Probably every Shrine Mont Camp takes a foray up to the fine labyrinth found on a hillside a short hike adjacent to the Shrine. One this particular camp day, MAD's Program Director, Cullen Dolsen, asked me if I would assist him in presenting the gathered campers and counselors with some quiet reflection time at the labyrinth.
We began by gathering around the stone circle that makes up the twisting pathway leading to a central point. Cullen opened up by inviting the campers to prepare to walk the labyrinth by first quietly reflecting on all that they had learned and accomplished so far at camp. These included the lessons that we are individually and beautifully created by God, and that together we can do great things. Campers also could reflect upon the wonderful typical camp experiences such as hiking and swimming and more that they have experienced, not to mention the friendships made. Still they were encouraged to reflect on how they had been thus far able to also mount a staged musical, including costumes, props and scenery from scratch.
Before they began walking through the path, I provided the gathered with some understanding on what a labyrinth is; pointing out to them that there is only one entrance/exit, and one does not have to earn their way to the centre place as getting next to that happens early when one begins the meditative walk. I showed them how this was a safe place because you did not have to worry about when to turn or where to go; it is not a maze but a guided path which allows one to safely walk and reflect.
During this time rain began to lightly fall upon us, but we proceeded with the activity. We encouraged those about to make their walk to use the crunch of the rocks under their feet, or the sound of the rain tapping down, to be part of the experience that God was providing us through nature. As the campers and counselors each individually entered into the walkway, I, as their chaplain, provided a blessing to each one at a time as a way of marking this exercise as an intentionally holy one.
It was Holy. Something happened.
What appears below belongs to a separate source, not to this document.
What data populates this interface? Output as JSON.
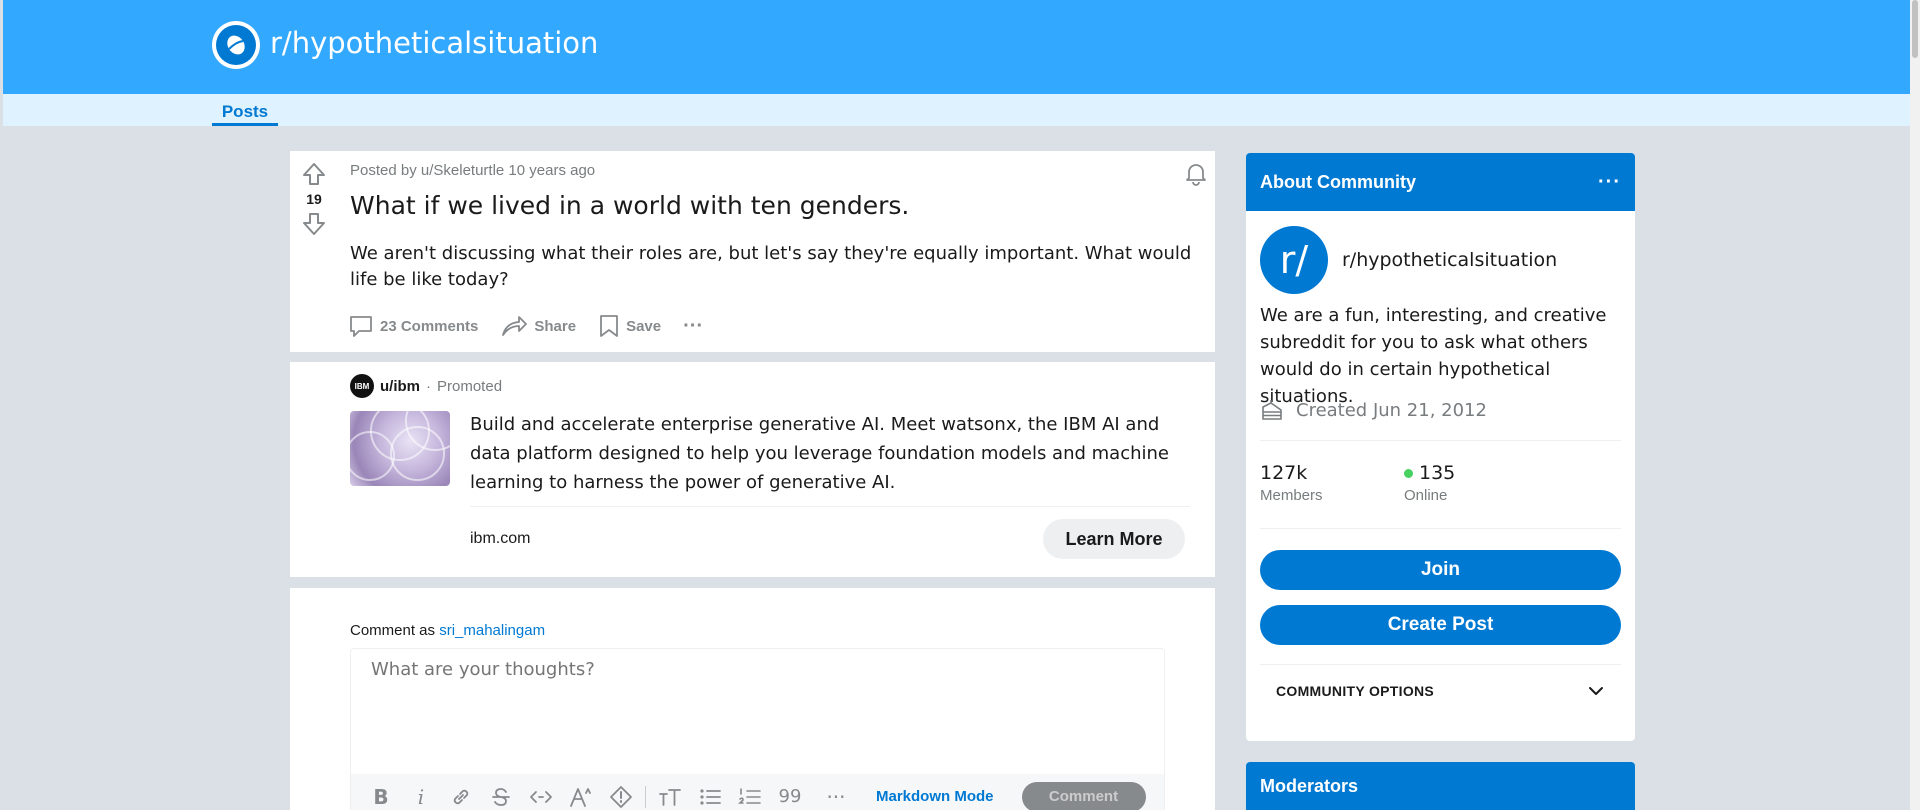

When a group of over thirty people who have been together for a number of days trust each other to enter into a meditative experience, inviting God into our presence, the result is powerful. As everyone walked the labyrinth at their own pace, many eventually gathered in the centre and remained for a long time before venturing out again. As they walked, and afterwards, there were some people who had tears in their eyes, others hugged a friend, others basked in the Holy “something” that was present in the caress of the wet rain upon us.
As each person exited I felt called to whisper to every individual some short phrase indicating how God loved THEM. When a number of people exited the labyrinth, while others remained inside on their walk, the outer group joined hands, and a counselor began singing a quiet song, and we all joined in reverently. It was a Holy time indeed.
When everyone exited the circle and it felt like we were finished, Cullen invited us to gather outside of the main entrance way to the labyrinth area of Shrine Mont, where he would wait until all were out there with him before escorting us to the next event on our schedule. As the last person proceeded me out of the area, the rain stopped and the cloud cover slightly adjusted. Suddenly as we turned to look at where we just were, we saw a huge shaft of sunlight come down and perfectly surround the labyrinth just to the very outer edges of the stone circumference. That was the closest I have ever felt to the presence of God in my whole life. None of us could even remark verbally on what we were witnessing, because there just are no words. It was Holy.
All we knew for sure is that the experiences we have at Shrine Mont include the presence of God, which we were reminded we can see if we slow down and make room to experience the Holy. I do not know about the rest of them, but I could barely speak at the conclusion of all of this. All I could do is offer up two words that seemed to collectively summarize the experience that I share with you now. “Amen,” and “Wow.”
By the Rev. Peter K. Ackerman, Chaplain